Shake-up for Health and Safety penal­ties

Kapi-Mana News - - OPINION -

Un­der the cur­rent law, fines of more than $100,000 for Health and Safety in­fringe­ments are com­mon and repa­ra­tion or­ders of up to $250,000 made.

These fig­ures are likely to in­crease dra­mat­i­cally un­der a new Health and Safety at Work Act be­ing pro­posed by the Govern­ment.

The act fol­lows the in­quiry into the Pike River dis­as­ter, but will ap­ply to all work places.

The pro­posed act sig­nif­i­cantly in­creases fines and terms of im­pris­on­ment for of­fences. It also strength­ens the roles of in­spec­tors and Health and Safety worker rep­re­sen­ta­tives. Risks must be iden­ti­fied. The re­spon­si­ble per­son must then elim­i­nate the risks so far as rea­son­ably prac­ti­ca­ble.

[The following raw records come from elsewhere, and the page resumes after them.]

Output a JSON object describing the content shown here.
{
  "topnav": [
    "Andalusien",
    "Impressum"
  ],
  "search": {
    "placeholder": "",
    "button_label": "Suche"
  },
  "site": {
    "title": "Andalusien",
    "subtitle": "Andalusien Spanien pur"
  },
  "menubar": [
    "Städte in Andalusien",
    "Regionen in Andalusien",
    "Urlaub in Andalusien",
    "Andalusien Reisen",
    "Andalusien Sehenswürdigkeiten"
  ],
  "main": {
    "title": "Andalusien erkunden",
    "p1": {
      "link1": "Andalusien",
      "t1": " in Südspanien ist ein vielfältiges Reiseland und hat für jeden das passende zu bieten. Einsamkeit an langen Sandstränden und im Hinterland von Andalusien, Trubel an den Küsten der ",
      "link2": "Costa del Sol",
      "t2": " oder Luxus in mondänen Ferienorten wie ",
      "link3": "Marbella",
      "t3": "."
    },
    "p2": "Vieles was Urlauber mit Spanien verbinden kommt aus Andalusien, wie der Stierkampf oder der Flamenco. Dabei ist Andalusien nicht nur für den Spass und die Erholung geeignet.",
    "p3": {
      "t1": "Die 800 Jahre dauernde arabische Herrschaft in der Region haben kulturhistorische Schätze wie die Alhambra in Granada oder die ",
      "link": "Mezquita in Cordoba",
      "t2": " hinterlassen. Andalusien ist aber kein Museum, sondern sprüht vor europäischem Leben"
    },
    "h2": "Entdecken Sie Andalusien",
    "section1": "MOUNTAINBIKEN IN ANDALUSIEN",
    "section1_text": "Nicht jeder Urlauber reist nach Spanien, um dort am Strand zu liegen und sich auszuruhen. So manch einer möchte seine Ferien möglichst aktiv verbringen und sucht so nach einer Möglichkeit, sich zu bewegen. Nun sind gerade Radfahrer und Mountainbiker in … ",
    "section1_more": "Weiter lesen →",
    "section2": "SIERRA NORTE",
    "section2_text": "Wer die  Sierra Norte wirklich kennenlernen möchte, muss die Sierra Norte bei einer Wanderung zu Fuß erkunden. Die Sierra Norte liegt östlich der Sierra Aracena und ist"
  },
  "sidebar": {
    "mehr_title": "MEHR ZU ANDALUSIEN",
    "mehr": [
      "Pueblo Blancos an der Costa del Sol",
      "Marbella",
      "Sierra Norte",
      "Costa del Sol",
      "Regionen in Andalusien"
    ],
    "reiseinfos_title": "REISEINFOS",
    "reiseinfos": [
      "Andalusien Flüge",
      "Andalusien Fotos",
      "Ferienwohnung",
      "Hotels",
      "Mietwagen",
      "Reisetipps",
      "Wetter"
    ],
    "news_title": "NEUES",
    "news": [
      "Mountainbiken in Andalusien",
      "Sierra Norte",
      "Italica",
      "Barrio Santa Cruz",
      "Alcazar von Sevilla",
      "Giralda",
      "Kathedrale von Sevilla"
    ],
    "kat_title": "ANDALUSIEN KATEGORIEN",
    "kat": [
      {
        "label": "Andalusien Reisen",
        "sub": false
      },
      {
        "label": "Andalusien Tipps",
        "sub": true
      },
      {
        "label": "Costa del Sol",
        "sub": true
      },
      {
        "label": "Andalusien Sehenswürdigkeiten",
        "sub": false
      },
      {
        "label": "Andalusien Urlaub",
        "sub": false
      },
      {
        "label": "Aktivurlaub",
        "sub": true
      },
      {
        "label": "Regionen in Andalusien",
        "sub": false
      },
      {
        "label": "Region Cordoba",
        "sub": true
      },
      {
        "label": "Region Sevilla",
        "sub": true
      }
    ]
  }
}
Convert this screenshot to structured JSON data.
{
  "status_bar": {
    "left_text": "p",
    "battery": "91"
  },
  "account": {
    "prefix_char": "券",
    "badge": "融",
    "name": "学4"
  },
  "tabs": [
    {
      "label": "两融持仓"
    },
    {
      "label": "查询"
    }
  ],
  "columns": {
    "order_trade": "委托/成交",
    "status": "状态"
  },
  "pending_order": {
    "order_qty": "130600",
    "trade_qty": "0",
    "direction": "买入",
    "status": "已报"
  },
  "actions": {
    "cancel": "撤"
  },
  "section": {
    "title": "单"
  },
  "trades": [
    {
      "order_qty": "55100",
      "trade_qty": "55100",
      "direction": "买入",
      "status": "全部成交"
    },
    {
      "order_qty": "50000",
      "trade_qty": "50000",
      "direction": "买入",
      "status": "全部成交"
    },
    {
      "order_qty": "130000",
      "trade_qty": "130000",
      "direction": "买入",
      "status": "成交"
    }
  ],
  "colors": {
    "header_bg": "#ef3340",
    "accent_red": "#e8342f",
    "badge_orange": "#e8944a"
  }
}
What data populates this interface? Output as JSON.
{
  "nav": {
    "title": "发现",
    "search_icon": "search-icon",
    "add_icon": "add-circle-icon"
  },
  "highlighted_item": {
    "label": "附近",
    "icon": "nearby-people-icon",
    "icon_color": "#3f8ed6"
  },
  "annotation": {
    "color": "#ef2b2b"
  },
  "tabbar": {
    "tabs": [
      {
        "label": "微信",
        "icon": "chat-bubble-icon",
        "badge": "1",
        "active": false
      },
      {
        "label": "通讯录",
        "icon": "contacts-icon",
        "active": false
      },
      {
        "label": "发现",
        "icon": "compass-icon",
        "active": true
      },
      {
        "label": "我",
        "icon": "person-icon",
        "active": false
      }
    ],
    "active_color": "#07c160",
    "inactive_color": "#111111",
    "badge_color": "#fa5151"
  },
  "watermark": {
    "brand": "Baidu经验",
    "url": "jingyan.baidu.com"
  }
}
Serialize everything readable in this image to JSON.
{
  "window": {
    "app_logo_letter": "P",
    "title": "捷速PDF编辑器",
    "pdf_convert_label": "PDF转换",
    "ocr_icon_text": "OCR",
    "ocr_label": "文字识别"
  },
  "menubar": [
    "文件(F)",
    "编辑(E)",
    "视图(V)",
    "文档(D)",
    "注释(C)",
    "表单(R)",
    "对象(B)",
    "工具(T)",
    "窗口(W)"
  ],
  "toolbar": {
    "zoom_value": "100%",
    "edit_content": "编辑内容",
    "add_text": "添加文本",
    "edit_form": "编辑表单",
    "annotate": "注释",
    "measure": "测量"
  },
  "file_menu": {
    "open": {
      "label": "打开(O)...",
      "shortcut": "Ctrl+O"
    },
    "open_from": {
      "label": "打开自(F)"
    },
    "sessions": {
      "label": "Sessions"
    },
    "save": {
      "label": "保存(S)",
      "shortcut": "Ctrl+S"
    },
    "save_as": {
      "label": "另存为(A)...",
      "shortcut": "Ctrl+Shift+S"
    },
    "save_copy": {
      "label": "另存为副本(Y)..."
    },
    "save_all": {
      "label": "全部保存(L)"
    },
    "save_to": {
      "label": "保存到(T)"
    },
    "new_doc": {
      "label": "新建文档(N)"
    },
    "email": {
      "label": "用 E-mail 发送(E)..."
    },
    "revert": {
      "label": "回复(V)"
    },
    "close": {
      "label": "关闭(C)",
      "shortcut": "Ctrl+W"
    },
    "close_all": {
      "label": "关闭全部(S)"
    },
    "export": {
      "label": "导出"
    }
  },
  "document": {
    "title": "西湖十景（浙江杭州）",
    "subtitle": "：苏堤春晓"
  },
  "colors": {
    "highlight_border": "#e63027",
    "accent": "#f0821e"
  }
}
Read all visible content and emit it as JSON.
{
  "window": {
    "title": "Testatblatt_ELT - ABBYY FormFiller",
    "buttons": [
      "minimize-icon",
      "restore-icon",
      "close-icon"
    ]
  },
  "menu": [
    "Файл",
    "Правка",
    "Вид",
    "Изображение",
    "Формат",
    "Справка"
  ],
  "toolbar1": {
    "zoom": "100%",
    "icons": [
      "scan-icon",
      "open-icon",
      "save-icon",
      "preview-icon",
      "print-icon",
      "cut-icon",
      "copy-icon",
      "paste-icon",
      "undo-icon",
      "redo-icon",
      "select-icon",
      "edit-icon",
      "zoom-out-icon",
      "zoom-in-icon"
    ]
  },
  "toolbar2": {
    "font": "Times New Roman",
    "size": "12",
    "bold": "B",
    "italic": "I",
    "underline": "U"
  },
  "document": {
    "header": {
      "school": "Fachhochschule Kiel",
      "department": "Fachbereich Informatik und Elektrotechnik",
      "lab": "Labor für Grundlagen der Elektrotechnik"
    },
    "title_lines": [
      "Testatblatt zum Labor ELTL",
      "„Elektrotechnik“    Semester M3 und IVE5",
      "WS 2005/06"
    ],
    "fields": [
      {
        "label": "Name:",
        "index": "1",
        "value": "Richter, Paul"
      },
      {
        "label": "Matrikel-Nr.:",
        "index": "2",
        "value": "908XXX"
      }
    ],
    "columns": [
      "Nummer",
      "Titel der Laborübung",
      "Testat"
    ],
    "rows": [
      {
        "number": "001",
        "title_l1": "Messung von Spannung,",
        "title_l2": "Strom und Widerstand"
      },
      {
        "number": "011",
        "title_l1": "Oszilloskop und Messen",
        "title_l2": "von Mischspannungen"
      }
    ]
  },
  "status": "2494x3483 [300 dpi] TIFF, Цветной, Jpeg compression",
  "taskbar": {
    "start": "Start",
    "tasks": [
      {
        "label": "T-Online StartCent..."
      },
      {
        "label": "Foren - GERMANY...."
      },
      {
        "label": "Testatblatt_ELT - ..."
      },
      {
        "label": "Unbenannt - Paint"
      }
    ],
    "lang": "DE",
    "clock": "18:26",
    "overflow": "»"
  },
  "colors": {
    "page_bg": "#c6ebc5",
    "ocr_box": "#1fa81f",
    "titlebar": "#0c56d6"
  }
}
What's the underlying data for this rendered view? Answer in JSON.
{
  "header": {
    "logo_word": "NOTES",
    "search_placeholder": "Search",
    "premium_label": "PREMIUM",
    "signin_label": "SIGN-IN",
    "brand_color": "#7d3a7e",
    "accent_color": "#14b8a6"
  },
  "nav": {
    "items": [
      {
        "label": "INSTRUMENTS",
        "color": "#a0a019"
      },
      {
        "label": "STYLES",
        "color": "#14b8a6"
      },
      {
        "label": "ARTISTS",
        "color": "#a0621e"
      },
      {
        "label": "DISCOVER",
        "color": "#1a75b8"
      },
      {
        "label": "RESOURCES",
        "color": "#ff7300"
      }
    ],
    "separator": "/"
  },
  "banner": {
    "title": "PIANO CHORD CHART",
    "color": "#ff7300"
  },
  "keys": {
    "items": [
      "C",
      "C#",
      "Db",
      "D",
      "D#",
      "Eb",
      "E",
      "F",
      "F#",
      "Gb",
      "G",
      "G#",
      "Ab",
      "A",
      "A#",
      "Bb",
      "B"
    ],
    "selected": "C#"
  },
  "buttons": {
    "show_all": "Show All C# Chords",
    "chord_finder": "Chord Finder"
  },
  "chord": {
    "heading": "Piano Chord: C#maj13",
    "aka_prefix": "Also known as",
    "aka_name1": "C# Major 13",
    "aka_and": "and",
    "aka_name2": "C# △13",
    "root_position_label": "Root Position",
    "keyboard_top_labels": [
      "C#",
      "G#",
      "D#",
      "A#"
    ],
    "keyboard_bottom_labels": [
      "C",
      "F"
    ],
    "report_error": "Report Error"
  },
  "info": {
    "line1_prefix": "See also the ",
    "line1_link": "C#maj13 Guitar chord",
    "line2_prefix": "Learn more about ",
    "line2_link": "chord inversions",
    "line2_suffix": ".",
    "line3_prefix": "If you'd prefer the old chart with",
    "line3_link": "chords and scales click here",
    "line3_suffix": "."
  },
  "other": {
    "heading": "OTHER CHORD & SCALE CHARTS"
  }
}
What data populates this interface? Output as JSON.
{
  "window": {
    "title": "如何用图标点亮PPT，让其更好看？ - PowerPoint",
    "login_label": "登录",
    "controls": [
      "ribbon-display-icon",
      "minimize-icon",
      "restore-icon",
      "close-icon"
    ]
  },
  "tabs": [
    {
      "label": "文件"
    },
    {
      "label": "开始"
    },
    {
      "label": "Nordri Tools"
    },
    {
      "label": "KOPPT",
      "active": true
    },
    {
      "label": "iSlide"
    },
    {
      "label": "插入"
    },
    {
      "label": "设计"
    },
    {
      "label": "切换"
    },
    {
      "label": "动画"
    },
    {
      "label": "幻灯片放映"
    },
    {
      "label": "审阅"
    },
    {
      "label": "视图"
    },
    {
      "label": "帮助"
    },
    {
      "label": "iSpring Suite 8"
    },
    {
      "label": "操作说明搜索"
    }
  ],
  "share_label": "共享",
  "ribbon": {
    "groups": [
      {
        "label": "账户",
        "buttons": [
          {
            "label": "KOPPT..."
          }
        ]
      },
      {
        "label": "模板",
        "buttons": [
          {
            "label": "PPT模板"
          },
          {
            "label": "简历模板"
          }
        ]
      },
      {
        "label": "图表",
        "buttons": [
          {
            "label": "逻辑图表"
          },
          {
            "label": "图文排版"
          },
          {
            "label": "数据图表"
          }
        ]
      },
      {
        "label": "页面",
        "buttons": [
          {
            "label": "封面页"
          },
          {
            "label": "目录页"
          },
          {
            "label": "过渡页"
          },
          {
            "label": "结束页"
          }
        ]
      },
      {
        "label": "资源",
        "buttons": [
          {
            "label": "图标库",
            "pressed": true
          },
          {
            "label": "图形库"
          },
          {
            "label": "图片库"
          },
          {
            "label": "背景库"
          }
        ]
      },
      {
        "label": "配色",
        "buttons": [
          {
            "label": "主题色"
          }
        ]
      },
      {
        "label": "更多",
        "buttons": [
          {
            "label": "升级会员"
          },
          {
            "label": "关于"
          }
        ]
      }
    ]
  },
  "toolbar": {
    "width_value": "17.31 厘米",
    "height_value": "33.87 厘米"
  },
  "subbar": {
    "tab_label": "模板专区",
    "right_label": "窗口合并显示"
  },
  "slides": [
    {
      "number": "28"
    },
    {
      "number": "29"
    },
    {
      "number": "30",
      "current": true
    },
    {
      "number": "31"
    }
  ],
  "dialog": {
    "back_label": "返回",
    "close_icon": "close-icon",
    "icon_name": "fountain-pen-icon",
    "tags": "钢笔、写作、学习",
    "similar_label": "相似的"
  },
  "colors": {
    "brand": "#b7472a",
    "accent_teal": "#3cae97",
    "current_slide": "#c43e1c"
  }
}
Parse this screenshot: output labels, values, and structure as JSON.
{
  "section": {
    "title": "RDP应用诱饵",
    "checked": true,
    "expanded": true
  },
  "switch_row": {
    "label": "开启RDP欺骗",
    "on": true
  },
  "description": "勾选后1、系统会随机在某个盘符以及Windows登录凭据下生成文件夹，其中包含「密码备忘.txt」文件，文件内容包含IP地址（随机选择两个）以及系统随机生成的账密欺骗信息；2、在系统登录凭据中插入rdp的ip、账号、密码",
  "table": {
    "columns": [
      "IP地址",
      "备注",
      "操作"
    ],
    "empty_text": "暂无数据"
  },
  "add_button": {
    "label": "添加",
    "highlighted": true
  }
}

If the risk can­not be elim­i­nated, then it must be min­imised as far as rea­son­ably prac­ti­ca­ble. Em­ploy­ers There is a duty on em­ploy­ers to en­sure the health and safety of work­ers and oth­ers af­fected by the work.

If an event oc­curs they must no­tify the govern­ment of the event, pre­serve the in­ci­dent site, and keep records of what oc­curred.

Em­ploy­ers must also en­gage with work­ers over health and safety and pro­vide op­por­tu­ni­ties to par­tic­i­pate in health and safety dis­cus­sions.

Em­ploy­ers must ar­range elec­tions of health and safety rep­re­sen­ta­tives to rep­re­sent their work­ers and then con­sult with the elected rep­re­sen­ta­tive.

The elected rep­re­sen­ta­tives must be al­lowed time for train­ing and for them to carry out their health and safety role.

They must also be paid their nor­mal rate of pay while do­ing the role.

Health and safety rep­re­sen­ta­tives can is­sue Pro­vi­sional Im­prove­ment notices and Cease Work notices.

Work­ers can de­cide to cease un­safe work if there is a se­ri­ous risk to health or safety by an im­me­di­ate or im­mi­nent ex­po­sure to a haz­ard ( ex­cept for in­her­ently dan­ger­ous oc­cu­pa­tions).

They can be re­quired to carry out al­ter­na­tive work in­stead. Self-em­ployed The self- em­ployed must en­sure their own health and safety, as well as that of work­ers, vis­i­tors etc. Com­pany of­fi­cers Of­fi­cers of com­pa­nies and other en­ti­ties must en­sure they keep up to date with health and safety mat­ters and en­sure the en­tity im­ple­ments pro­cesses to com­ply with the act. Em­ploy­ees and vis­i­tors Work­ers and vis­i­tors must take rea­son­able care of their own health and safety, not harm oth­ers and com­ply with in­struc­tions and poli­cies.

The du­ties are not trans­fer­able and a per­son can have more than one duty. More than one per­son can have the same duty. If so they must con­sult, co­op­er­ate and co- or­di­nate with each other.

Vol­un­teers and trustees

There are ex­cep­tions in the pro­posed act so that vol­un­teers and trustees of state and in­te­grated schools are not per­son­ally li­able for breaches, but the or­gan­i­sa­tion, such as a school, will be li­able. Penal­ties The sanc­tions un­der the act have been sig­nif­i­cantly in­creased. In­di­vid­u­als ex­pos­ing a per­son to the risk of death or se­ri­ous in­jury/ ill­ness can be sen­tenced to a five-year prison term, or a fine of $600,000, and the max­i­mum fine for a com­pany is go­ing to be $3 mil­lion.

Ev­ery­one will need to be aware of their obli­ga­tions un­der the act and take steps to en­sure they com­ply.

Con­tract­ing out of the act is pro­hib­ited and it is not law­ful to in­sure against fines.

school

Newspapers in English

Newspapers from New Zealand

© PressReader. All rights reserved.